Monsoon Asia Integrated Regional Study. The Monsoon Asia Integrated Regional Study (MAIRS) is an Integrated Regional Study project under ESSP that includes IGBP, IHDP, WCRP, and DIVERSITAS components. The region of monsoon Asia covers South, Southeast, and East Asia. With the highest population density of any comparable region of the world, this region has experienced one of the most rapid environmental changes in the past decade and is likely to undergo further rapid economic development in the coming years. Human activities in the monsoon Asia region significantly affect environmental conditions, both regionally and globally.
The goal of MAIRS is to better understand how human activities in the region are interacting with and altering the natural variability of atmospheric, terrestrial, and marine components of the monsoon system; to contribute to the provision of a sound scientific basis for sustainable development in monsoon Asia; and to develop a predictive capability for estimating changes in global-regional linkages in the Earth system and to project the consequences of such changes.
NASA has provided support for the MAIRS program by soliciting proposals studying the regions within the MAIRS domain and by supporting MAIRS logistics. A NASAMAIRS joint meeting is planned for the fall of 2008.
Polar Earth Observing Network. The Polar Earth Observing Network (POLENET) will provide ground-based seismic and Global Positioning System (GPS) observing networks in Antarctica and a GPS network in Greenland (see <polenet.org>). POLENET is designed to directly measure solid earth phenomena needed to eliminate sources of uncertainty in satellite-derived measurements and models. The observing network is intended to serve as a lasting legacy of IPY and will contribute significantly to ongoing assessments of climate change. It also contributes to broader international goals surrounding the establishment of GEOSS.

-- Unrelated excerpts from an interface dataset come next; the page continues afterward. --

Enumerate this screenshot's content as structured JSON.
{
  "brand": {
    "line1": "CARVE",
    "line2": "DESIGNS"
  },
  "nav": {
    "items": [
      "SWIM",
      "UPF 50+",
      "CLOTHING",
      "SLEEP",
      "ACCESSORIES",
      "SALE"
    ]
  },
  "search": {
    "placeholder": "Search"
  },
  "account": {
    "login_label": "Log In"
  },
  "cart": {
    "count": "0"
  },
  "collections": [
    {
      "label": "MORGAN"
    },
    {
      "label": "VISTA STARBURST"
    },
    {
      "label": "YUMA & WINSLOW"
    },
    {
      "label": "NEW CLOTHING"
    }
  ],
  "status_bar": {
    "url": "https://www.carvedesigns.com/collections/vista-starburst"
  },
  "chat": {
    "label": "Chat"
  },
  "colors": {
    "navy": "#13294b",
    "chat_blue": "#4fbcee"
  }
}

SysTem for Analysis, Research, and Training. In 2008 and beyond, START will continue its collaboration with its co-sponsors on its Advancing Capacity to Support Climate Change Adaptation (ACCCA) program. Fourteen projects have been funded and are underway. Five additional projects are under review. START will also continue its new African Climate Change Fellowship program, sponsored by the IDRC’s Climate Change Adaptation in Africa program. START is also developing many collaborations with organizations such as the Stockholm Environment Institute, APN and IAI, IHDP, and IGBP at its upcoming Congress in South Africa.
World Climate Research Programme. WCRP, as decided by the Joint Scientific Committee, has as its highest priority the implementation of its cross-cutting activities. These activities include study of monsoons, anthropogenic climate change, atmospheric chemistry and climate, sea-level rise, decadal climate predictability, and IPY. WCRP has also welcomed a new director who started in the beginning of 2008. It is expected that a review of the program, co-sponsored by ICSU and IGFA, will begin in the FY 2009 time frame.